Larkham calls for tougher refereeing
March 1, 2000
Australia's World Cup hero Stephen Larkham has called on Super 12 referees to take a tougher stand against foul play after he was flattened in last weekend's opening round of the Southern Hemisphere tournament.
Larkham, whose extra-time drop goal against South Africa propelled the Wallabies into last year's World Cup final, said the sport's new regulations allowing referees to sin-bin players were not effective against more blatant rough-house tactics.
The ACT Brumbies flyhalf was floored three separate times during last Friday's loss to Auckland after being hit with head-high tackles after he'd kicked the ball.
South African referee Andre Watson, the same man who handled last year's World Cup final between Australia and France, sin-binned Doug Howlett, Justin Collins and Troy Flavell for their late tackles but Larkham told Australian radio on Wednesday that the official should have sent them off.
"I think there needs to be stronger penalties and certainly the ref should have sent someone off," Larkham said.
"For foul play I think a sin bin is not acceptable and certainly they need stronger rules in terms of rucking on the head or anything like that."
Larkham also hinted that his ongoing injury problems had forced him to seriously consider the option of an early retirement.
Although just 25 and with three years to run on his current contract, the brilliant number 10 has been plagued by injuries.
He missed last year's entire domestic season before recovering in time to play in the World Cup then underwent knee surgery after returning home.
"Hopefully I can play out those three years without any more injuries and then that will probably do me," Larkham said.
"(But) I guess there comes a time where if it degenerates anymore, then I'm going to have to think about seriously retiring."
On Saturday, New Zealand face the USA in a match that has been 40 years in the making. Tom Hamilton finds the atmosphere building in Chicago

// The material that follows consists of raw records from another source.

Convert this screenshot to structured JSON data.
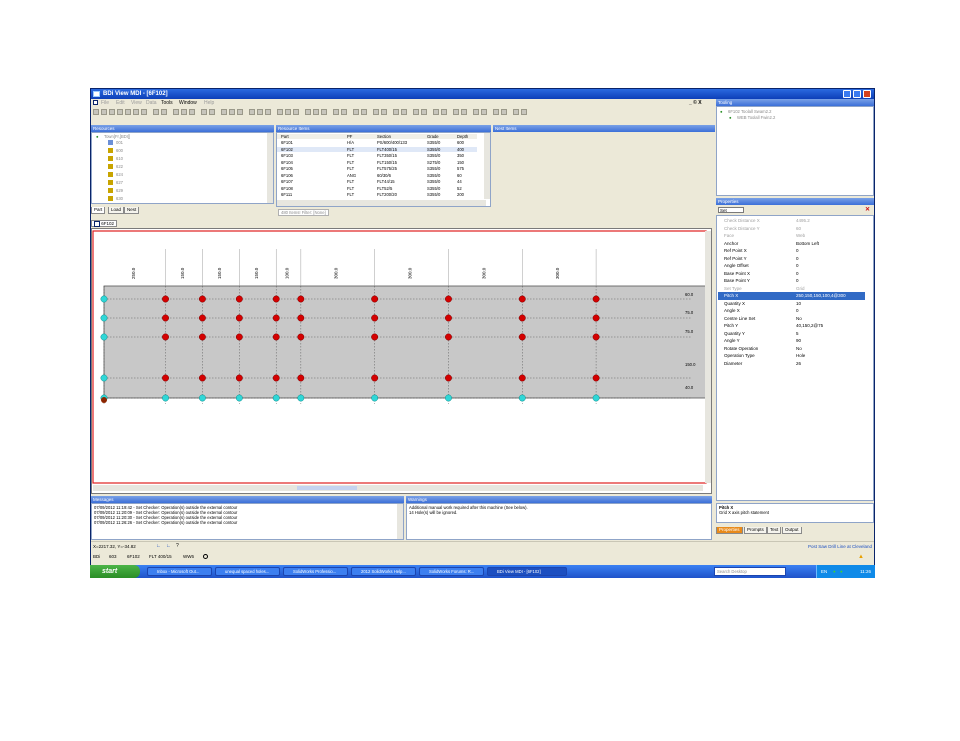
{
  "window": {
    "title": "BDi View MDI - [6F102]"
  },
  "menu": {
    "items": [
      "File",
      "Edit",
      "View",
      "Data",
      "Tools",
      "Window",
      "Help"
    ],
    "doc_controls": "_ © X"
  },
  "resources": {
    "header": "Resources",
    "tree_root": "Town[Fr,[BDI]]",
    "tree_items": [
      "001",
      "600",
      "610",
      "622",
      "624",
      "627",
      "629",
      "630"
    ],
    "tabs": [
      "Part",
      "Load",
      "Nest"
    ]
  },
  "resource_items": {
    "header": "Resource Items",
    "columns": [
      "Part",
      "PF",
      "Section",
      "Grade",
      "Depth"
    ],
    "rows": [
      [
        "6F101",
        "H/A",
        "PS/600/400/133",
        "S355/0",
        "600"
      ],
      [
        "6F102",
        "FLT",
        "FLT400/15",
        "S355/0",
        "400"
      ],
      [
        "6F103",
        "FLT",
        "FLT350/15",
        "S355/0",
        "350"
      ],
      [
        "6F104",
        "FLT",
        "FLT150/15",
        "S275/0",
        "150"
      ],
      [
        "6F105",
        "FLT",
        "FLT575/25",
        "S355/0",
        "575"
      ],
      [
        "6F106",
        "ANG",
        "60/30/6",
        "S355/0",
        "60"
      ],
      [
        "6F107",
        "FLT",
        "FLT44/15",
        "S355/0",
        "44"
      ],
      [
        "6F108",
        "FLT",
        "FLT52/5",
        "S355/0",
        "52"
      ],
      [
        "6F111",
        "FLT",
        "FLT200/20",
        "S355/0",
        "200"
      ]
    ],
    "filter_label": "480 Items! Filter: [None]"
  },
  "nest_items": {
    "header": "Nest Items"
  },
  "tooling": {
    "header": "Tooling",
    "items": [
      "6F102 Toolall Swam2.2",
      "WEB Toolall Fwin2.2"
    ]
  },
  "properties": {
    "header": "Properties",
    "set_label": "Set",
    "rows": [
      {
        "k": "Check Distance X",
        "v": "4495.2",
        "grey": true
      },
      {
        "k": "Check Distance Y",
        "v": "60",
        "grey": true
      },
      {
        "k": "Face",
        "v": "Web",
        "grey": true
      },
      {
        "k": "Anchor",
        "v": "Bottom Left",
        "grey": false
      },
      {
        "k": "Ref Point X",
        "v": "0",
        "grey": false
      },
      {
        "k": "Ref Point Y",
        "v": "0",
        "grey": false
      },
      {
        "k": "Angle Offset",
        "v": "0",
        "grey": false
      },
      {
        "k": "Base Point X",
        "v": "0",
        "grey": false
      },
      {
        "k": "Base Point Y",
        "v": "0",
        "grey": false
      },
      {
        "k": "Set Type",
        "v": "Grid",
        "grey": true
      },
      {
        "k": "Pitch X",
        "v": "250,150,150,100,4@300",
        "grey": false,
        "sel": true
      },
      {
        "k": "Quantity X",
        "v": "10",
        "grey": false
      },
      {
        "k": "Angle X",
        "v": "0",
        "grey": false
      },
      {
        "k": "Centre Line Set",
        "v": "No",
        "grey": false
      },
      {
        "k": "Pitch Y",
        "v": "40,150,2@75",
        "grey": false
      },
      {
        "k": "Quantity Y",
        "v": "5",
        "grey": false
      },
      {
        "k": "Angle Y",
        "v": "90",
        "grey": false
      },
      {
        "k": "Rotate Operation",
        "v": "No",
        "grey": false
      },
      {
        "k": "Operation Type",
        "v": "Hole",
        "grey": false
      },
      {
        "k": "Diameter",
        "v": "26",
        "grey": false
      }
    ],
    "help_title": "Pitch X",
    "help_text": "Grid X axis pitch statement",
    "tabs": [
      "Properties",
      "Prompts",
      "Text",
      "Output"
    ]
  },
  "document": {
    "tab": "6F102",
    "x_dims": [
      "250.0",
      "150.0",
      "150.0",
      "150.0",
      "100.0",
      "300.0",
      "300.0",
      "300.0",
      "300.0"
    ],
    "y_dims": [
      "60.0",
      "75.0",
      "75.0",
      "150.0",
      "40.0"
    ]
  },
  "messages": {
    "header": "Messages",
    "lines": [
      "07/09/2012 11:19:42 - Set Checker: Operation(s) outside the external contour",
      "07/09/2012 11:20:09 - Set Checker: Operation(s) outside the external contour",
      "07/09/2012 11:20:30 - Set Checker: Operation(s) outside the external contour",
      "07/09/2012 11:26:26 - Set Checker: Operation(s) outside the external contour"
    ]
  },
  "warnings": {
    "header": "Warnings",
    "lines": [
      "Additional manual work required after this machine (See below).",
      "14 Hole(s) will be ignored."
    ]
  },
  "status": {
    "coords": "X=2217.32, Y=-34.82",
    "bottom_items": [
      "BDi",
      "603",
      "6F102",
      "FLT 400/15",
      "WW6"
    ],
    "right": "Post Saw Drill Line at Cleveland"
  },
  "taskbar": {
    "start": "start",
    "tasks": [
      "Inbox - Microsoft Out...",
      "unequal spaced holes...",
      "SolidWorks Professio...",
      "2012 SolidWorks Help...",
      "SolidWorks Forums: R...",
      "BDi View MDI - [6F102]"
    ],
    "search": "Search Desktop",
    "lang": "EN",
    "clock": "11:26"
  },
  "colors": {
    "title_blue": "#0d3fb8",
    "hole_red": "#d40000",
    "hole_cyan": "#2fd7d7",
    "plate_grey": "#c8c8c8",
    "canvas_border_red": "#e02020"
  }
}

Most modern rugby players will not know the name Ray Williams but they should be eternally grateful to him, writes John Taylor
With the All Blacks playing the USA Eagles this weekend, Craig Dowd says rugby is ready to make a professional breakthrough Stateside
"He had a death stare so you'd know when you were wrong." George Kruis talks about his mentor Borthwick, fly-fishing and his England aspirations